Task >>
Among the entries, find each line that includes the string "JSON" and list it.
"""
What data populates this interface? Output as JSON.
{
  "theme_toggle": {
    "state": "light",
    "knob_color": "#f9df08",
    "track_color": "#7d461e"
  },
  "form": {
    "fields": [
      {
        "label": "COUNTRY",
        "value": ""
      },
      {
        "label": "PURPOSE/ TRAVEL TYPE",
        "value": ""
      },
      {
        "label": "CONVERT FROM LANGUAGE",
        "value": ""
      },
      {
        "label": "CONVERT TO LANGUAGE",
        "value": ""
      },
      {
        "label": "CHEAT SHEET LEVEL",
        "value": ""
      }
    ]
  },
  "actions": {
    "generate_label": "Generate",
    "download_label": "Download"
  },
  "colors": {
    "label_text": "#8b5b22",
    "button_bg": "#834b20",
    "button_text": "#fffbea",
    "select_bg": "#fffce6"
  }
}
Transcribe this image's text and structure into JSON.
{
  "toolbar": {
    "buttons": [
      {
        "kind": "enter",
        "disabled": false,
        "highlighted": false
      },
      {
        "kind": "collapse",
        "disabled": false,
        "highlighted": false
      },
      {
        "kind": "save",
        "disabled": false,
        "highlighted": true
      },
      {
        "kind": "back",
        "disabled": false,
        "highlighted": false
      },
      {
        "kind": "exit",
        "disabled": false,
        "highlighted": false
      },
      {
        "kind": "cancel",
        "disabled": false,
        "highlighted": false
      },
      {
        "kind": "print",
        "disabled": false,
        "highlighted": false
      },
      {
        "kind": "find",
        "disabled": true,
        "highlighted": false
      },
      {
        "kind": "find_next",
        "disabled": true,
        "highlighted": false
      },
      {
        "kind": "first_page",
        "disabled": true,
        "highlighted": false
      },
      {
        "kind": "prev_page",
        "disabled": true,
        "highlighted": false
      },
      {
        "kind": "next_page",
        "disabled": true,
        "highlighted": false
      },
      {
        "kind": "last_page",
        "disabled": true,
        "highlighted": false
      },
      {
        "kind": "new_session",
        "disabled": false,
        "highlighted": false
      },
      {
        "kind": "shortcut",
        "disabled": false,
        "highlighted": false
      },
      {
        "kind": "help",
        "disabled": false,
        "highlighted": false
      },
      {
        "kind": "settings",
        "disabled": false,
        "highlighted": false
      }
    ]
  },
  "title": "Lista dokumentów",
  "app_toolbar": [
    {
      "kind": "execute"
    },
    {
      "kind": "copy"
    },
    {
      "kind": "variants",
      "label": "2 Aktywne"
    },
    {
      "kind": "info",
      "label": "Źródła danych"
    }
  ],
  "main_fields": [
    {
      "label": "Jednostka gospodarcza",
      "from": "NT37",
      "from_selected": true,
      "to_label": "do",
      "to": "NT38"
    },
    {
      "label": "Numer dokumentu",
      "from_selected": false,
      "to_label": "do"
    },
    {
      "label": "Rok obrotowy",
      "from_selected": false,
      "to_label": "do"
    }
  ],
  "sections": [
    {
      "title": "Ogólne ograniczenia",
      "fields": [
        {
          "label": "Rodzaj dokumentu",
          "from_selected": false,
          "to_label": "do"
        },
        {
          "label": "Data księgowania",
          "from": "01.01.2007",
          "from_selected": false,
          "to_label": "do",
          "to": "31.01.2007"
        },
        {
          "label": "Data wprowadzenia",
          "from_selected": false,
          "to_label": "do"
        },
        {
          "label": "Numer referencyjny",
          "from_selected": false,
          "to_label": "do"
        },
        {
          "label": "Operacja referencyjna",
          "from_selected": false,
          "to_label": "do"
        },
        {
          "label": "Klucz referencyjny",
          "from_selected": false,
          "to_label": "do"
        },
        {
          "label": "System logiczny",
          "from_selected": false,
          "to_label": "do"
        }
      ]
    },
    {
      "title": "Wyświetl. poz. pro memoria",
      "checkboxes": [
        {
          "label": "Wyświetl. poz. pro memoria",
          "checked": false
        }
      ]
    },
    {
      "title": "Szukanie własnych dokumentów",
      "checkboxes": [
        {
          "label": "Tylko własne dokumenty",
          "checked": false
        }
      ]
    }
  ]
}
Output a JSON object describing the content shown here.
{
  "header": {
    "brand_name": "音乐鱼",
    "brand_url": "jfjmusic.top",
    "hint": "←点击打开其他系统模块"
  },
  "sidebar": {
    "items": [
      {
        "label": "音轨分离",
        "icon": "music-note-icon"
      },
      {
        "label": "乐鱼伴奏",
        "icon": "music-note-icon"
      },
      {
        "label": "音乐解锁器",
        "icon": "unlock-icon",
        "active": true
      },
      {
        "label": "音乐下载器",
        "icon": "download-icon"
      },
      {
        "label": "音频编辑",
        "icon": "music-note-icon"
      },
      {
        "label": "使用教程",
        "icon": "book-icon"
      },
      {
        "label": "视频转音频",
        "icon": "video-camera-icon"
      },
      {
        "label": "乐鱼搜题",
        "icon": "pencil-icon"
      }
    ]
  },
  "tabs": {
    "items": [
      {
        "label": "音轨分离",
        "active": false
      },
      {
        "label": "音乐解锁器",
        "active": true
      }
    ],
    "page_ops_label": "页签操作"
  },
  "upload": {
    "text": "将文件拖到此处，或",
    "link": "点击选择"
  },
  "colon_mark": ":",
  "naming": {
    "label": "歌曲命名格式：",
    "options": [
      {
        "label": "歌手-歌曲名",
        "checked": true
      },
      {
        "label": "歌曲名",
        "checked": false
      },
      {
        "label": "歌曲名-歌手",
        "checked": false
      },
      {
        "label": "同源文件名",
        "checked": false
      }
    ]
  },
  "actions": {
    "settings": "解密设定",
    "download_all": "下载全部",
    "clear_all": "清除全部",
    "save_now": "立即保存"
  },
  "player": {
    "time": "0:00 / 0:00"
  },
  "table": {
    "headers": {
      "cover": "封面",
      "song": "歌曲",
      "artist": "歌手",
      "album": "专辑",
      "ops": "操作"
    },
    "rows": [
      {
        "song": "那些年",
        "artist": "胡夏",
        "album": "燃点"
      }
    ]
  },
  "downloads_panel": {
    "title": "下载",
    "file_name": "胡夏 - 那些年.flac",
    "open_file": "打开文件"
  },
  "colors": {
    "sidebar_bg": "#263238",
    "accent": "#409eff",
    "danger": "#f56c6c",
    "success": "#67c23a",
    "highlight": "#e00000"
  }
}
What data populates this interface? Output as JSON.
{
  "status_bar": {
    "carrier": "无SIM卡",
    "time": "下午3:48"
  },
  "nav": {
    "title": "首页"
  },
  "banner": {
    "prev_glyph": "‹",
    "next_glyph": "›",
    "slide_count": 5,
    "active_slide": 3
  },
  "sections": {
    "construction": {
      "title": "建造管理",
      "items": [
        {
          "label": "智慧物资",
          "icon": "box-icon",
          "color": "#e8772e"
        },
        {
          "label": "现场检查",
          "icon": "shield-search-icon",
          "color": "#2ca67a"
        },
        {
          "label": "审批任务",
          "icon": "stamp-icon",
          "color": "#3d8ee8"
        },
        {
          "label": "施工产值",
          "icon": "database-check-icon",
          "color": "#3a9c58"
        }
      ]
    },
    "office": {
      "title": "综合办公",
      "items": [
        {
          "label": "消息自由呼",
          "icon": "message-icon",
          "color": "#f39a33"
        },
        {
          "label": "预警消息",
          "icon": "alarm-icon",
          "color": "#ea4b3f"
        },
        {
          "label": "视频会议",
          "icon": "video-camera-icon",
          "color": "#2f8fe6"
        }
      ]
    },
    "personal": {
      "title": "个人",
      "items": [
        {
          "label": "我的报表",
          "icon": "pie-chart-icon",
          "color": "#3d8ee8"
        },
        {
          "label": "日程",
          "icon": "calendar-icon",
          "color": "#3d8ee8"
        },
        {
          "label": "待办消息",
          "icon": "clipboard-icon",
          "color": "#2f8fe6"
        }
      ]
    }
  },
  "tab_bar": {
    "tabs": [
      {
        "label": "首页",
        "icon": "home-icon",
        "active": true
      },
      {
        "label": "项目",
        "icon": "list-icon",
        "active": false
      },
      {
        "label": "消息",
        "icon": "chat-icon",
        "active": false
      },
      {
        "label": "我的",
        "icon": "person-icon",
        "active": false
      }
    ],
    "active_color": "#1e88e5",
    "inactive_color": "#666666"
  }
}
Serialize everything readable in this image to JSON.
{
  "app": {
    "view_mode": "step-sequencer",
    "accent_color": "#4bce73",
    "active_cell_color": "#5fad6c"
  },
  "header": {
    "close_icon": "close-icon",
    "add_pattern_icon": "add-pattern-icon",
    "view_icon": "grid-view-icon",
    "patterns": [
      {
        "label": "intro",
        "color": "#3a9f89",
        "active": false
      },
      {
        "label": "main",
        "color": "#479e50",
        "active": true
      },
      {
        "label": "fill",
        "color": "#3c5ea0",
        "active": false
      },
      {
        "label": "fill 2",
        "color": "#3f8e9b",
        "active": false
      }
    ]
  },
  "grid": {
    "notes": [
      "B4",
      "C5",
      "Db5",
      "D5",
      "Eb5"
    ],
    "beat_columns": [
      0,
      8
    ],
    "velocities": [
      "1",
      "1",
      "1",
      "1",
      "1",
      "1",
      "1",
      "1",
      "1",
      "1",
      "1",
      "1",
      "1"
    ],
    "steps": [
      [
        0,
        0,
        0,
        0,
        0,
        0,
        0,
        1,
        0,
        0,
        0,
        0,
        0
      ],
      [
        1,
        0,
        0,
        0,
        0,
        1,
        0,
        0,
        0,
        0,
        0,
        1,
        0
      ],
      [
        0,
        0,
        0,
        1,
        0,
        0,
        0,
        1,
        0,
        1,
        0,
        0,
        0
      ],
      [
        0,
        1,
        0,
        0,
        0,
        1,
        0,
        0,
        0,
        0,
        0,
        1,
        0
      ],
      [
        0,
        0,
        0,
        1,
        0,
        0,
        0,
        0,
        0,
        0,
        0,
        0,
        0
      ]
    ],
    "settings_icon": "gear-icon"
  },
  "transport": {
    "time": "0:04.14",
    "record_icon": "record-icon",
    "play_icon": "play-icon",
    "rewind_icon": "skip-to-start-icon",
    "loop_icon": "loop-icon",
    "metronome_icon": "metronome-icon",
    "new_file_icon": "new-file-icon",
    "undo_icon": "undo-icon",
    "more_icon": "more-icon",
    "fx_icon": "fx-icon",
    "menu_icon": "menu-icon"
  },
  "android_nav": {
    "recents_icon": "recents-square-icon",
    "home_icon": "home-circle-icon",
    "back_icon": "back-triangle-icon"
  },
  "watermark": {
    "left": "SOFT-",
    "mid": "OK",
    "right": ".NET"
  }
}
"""
Exercise result >>
What data populates this interface? Output as JSON.
Transcribe this image's text and structure into JSON.
Output a JSON object describing the content shown here.
What data populates this interface? Output as JSON.
Serialize everything readable in this image to JSON.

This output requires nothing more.